Recent large-scale IoT-driven cyberattacks may only be the beginning if the security in consumer IoT devices remains unchanged.
As the number of connected devices increases, so does the security risk if the market doesn’t address IoT cybersecurity, according to a new report by Juniper Research.
The report references cyberattacks from the Fall, which leveraged compromised IoT devices to create so-called "botnets" to attack servers, saying that the current security vulnerabilities of IoT devices may lead to more complex attacks in the future.
“Attacks such as those on Dyn last October can be viewed as proof of concepts,” said Steffen Sorrell, author of the report.
“In the medium-term, botnets will be used far more creatively, not only to disrupt services, but also to create a distraction enabling multi-pronged attacks aimed at data theft or physical asset disruption,” Sorrell said.

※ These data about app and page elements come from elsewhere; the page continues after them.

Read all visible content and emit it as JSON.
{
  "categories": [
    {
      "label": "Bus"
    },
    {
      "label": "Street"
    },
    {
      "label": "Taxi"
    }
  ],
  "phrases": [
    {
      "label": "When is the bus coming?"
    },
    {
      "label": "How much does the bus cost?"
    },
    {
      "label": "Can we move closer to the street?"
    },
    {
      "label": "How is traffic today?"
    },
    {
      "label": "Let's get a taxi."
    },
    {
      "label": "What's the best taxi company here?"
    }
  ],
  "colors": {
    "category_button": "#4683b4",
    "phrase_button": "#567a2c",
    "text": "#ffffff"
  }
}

The brands making IoT devices should begin to design security directly into the devices, according to Juniper.
This recommendation also appears in other sets of guidelines for IoT security developed by government agencies, one of which plans to go further if the market fails to take action.
The FCC is monitoring the security risks within the Internet of Things and plans to step in with regulation if it determines the market won’t adequately address the risks naturally, as the IoT Daily recently reported (Now FCC Stepping In On IoT Regulations).
This could be done through updating the FCC’s equipment certification process or creating a task force, potentially leading to new laws, according to the FCC.
By 2021, the installed base of IoT products will grow to 46 billion units, 15 billion of which will be consumer-facing, according to Juniper.